● YOUR OBJECTIVE
Your reply should hold only the lines from the records below where "const" occurs.

● EXERCISE DATA
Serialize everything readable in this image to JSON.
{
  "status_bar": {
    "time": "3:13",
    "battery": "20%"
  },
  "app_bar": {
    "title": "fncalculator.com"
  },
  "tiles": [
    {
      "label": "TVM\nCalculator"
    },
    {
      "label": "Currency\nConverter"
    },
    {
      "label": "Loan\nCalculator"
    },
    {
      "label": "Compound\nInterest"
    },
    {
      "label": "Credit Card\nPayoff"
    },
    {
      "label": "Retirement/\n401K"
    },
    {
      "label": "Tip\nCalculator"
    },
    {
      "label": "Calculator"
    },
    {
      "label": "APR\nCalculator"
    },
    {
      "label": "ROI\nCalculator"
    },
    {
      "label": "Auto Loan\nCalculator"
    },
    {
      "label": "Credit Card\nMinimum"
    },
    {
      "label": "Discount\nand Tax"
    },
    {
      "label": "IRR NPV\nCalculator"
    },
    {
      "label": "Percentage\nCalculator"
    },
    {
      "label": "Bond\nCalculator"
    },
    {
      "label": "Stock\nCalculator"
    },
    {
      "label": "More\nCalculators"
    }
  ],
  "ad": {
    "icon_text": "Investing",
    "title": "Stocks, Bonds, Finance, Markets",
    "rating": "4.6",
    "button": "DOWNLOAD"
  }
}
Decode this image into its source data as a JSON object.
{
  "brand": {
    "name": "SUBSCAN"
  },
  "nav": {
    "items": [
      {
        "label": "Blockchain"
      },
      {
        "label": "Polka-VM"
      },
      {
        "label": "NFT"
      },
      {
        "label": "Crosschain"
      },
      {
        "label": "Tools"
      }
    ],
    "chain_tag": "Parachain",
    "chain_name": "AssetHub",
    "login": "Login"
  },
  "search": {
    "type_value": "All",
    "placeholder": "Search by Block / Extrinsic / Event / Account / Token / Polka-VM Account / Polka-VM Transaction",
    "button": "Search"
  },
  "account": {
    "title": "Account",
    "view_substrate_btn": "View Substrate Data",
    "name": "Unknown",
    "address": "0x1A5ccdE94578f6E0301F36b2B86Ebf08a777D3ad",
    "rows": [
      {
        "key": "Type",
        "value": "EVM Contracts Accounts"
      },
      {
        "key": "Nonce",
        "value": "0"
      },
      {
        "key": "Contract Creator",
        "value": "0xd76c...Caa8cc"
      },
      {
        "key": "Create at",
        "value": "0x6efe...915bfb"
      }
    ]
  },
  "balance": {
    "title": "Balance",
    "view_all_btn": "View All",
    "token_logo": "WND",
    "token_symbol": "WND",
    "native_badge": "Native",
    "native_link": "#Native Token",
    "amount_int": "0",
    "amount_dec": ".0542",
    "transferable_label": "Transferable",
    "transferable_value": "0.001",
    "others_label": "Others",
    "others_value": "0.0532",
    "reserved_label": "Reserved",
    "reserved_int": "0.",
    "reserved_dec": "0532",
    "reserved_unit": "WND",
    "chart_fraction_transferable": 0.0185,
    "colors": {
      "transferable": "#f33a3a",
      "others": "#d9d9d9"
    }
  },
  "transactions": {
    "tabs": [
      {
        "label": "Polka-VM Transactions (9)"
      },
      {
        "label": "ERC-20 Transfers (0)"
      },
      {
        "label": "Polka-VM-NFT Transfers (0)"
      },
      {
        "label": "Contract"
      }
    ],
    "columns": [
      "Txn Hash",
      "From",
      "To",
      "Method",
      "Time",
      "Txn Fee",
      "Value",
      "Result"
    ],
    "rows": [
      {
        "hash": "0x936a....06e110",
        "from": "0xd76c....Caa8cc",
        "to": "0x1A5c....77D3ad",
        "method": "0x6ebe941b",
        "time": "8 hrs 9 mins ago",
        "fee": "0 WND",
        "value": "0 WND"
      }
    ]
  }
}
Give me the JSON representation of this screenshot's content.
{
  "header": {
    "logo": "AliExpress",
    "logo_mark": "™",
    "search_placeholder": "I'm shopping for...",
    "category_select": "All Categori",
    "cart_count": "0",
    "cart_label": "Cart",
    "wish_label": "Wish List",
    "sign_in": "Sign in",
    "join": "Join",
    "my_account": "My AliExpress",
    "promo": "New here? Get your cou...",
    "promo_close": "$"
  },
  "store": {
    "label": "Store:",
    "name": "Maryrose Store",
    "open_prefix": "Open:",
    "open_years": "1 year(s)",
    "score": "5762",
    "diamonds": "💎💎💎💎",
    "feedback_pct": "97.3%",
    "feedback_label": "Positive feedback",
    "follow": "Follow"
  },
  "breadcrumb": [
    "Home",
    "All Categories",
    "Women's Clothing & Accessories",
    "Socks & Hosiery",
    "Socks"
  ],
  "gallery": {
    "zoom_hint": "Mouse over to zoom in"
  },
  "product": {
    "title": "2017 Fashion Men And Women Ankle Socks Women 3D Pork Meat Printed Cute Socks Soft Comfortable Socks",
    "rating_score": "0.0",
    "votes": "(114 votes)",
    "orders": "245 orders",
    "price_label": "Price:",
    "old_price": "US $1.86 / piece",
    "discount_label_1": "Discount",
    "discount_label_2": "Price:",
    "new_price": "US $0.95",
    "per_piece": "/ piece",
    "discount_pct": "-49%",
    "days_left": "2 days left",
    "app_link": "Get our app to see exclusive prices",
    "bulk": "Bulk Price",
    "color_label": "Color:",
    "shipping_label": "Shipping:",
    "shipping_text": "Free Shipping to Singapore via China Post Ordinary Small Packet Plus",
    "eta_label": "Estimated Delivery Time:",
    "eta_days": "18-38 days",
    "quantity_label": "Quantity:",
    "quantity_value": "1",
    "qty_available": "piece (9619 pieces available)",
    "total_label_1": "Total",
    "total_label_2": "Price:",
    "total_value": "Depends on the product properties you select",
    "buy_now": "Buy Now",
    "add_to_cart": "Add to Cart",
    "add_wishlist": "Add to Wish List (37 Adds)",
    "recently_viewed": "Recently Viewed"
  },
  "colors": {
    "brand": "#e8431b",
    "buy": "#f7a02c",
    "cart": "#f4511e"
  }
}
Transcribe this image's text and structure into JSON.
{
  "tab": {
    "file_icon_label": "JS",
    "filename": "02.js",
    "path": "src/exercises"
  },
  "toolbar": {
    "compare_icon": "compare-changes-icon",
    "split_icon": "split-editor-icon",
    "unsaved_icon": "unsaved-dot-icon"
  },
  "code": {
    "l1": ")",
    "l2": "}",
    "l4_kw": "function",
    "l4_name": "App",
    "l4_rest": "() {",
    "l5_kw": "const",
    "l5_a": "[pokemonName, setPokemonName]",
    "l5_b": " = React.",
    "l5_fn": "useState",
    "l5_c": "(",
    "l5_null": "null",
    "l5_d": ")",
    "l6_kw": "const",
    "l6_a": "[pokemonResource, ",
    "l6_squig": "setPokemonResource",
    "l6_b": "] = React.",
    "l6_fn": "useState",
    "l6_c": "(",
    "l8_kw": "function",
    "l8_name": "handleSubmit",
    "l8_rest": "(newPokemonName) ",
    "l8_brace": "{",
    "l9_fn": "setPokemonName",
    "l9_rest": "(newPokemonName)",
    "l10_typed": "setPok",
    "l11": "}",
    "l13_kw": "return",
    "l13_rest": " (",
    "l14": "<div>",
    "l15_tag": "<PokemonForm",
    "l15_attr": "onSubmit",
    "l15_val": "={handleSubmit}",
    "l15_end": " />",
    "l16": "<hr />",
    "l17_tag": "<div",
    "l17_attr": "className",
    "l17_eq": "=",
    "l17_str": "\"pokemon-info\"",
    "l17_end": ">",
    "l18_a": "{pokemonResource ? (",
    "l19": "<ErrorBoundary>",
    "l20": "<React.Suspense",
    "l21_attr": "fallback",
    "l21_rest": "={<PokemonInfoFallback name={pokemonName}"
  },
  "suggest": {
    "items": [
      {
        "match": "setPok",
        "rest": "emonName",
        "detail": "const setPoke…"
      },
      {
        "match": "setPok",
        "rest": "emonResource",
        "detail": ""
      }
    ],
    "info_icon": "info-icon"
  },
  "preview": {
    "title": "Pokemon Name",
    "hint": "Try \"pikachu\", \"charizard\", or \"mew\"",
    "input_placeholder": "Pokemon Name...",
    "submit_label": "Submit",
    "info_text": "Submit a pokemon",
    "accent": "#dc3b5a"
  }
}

● EXERCISE ANSWER
    "l5_kw": "const",
    "l6_kw": "const",
        "detail": "const setPoke…"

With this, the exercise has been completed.